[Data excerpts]
/---

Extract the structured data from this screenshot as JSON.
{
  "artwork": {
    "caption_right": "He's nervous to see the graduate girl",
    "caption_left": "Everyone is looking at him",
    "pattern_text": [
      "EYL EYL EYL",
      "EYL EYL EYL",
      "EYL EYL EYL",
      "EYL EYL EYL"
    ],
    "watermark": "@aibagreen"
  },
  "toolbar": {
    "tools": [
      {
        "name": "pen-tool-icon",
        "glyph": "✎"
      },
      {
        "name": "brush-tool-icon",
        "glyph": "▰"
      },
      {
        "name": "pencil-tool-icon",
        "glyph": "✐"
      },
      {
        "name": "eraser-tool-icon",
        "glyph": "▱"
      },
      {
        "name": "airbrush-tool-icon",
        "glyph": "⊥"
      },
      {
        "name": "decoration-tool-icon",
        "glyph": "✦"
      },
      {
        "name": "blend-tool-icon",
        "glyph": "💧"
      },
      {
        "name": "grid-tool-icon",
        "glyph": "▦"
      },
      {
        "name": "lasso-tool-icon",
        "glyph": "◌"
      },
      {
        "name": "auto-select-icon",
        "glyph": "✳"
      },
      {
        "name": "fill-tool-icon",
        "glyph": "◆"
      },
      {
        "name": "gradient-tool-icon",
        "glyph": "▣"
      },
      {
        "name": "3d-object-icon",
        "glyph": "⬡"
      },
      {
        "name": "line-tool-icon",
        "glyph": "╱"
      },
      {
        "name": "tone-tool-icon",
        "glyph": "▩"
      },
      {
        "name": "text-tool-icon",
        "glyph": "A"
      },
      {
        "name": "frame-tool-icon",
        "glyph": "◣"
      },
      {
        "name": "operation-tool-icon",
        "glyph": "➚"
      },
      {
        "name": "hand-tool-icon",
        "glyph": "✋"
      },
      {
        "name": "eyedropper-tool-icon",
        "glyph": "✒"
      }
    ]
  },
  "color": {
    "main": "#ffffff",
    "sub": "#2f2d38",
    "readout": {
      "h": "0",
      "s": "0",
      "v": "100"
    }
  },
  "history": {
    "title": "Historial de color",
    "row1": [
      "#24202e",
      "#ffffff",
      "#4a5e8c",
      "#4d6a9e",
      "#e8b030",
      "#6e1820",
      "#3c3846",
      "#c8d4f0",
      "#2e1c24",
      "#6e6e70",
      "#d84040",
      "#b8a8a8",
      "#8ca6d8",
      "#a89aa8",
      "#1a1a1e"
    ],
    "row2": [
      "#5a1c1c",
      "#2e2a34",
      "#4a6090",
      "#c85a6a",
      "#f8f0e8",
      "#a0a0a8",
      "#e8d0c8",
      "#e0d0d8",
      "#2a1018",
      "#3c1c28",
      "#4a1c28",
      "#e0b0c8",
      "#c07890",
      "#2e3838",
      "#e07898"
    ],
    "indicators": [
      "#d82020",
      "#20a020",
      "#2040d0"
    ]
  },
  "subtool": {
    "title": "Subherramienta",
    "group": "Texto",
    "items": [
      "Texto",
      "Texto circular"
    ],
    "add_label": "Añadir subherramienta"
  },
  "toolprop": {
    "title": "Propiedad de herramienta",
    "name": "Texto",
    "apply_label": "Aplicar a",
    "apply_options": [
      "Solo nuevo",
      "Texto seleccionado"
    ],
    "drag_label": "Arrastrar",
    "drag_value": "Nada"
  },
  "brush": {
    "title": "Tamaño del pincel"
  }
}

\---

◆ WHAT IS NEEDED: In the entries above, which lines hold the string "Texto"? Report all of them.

◆ SOLVED PROBLEM:
    "group": "Texto",
      "Texto",
      "Texto circular"
    "name": "Texto",
      "Texto seleccionado"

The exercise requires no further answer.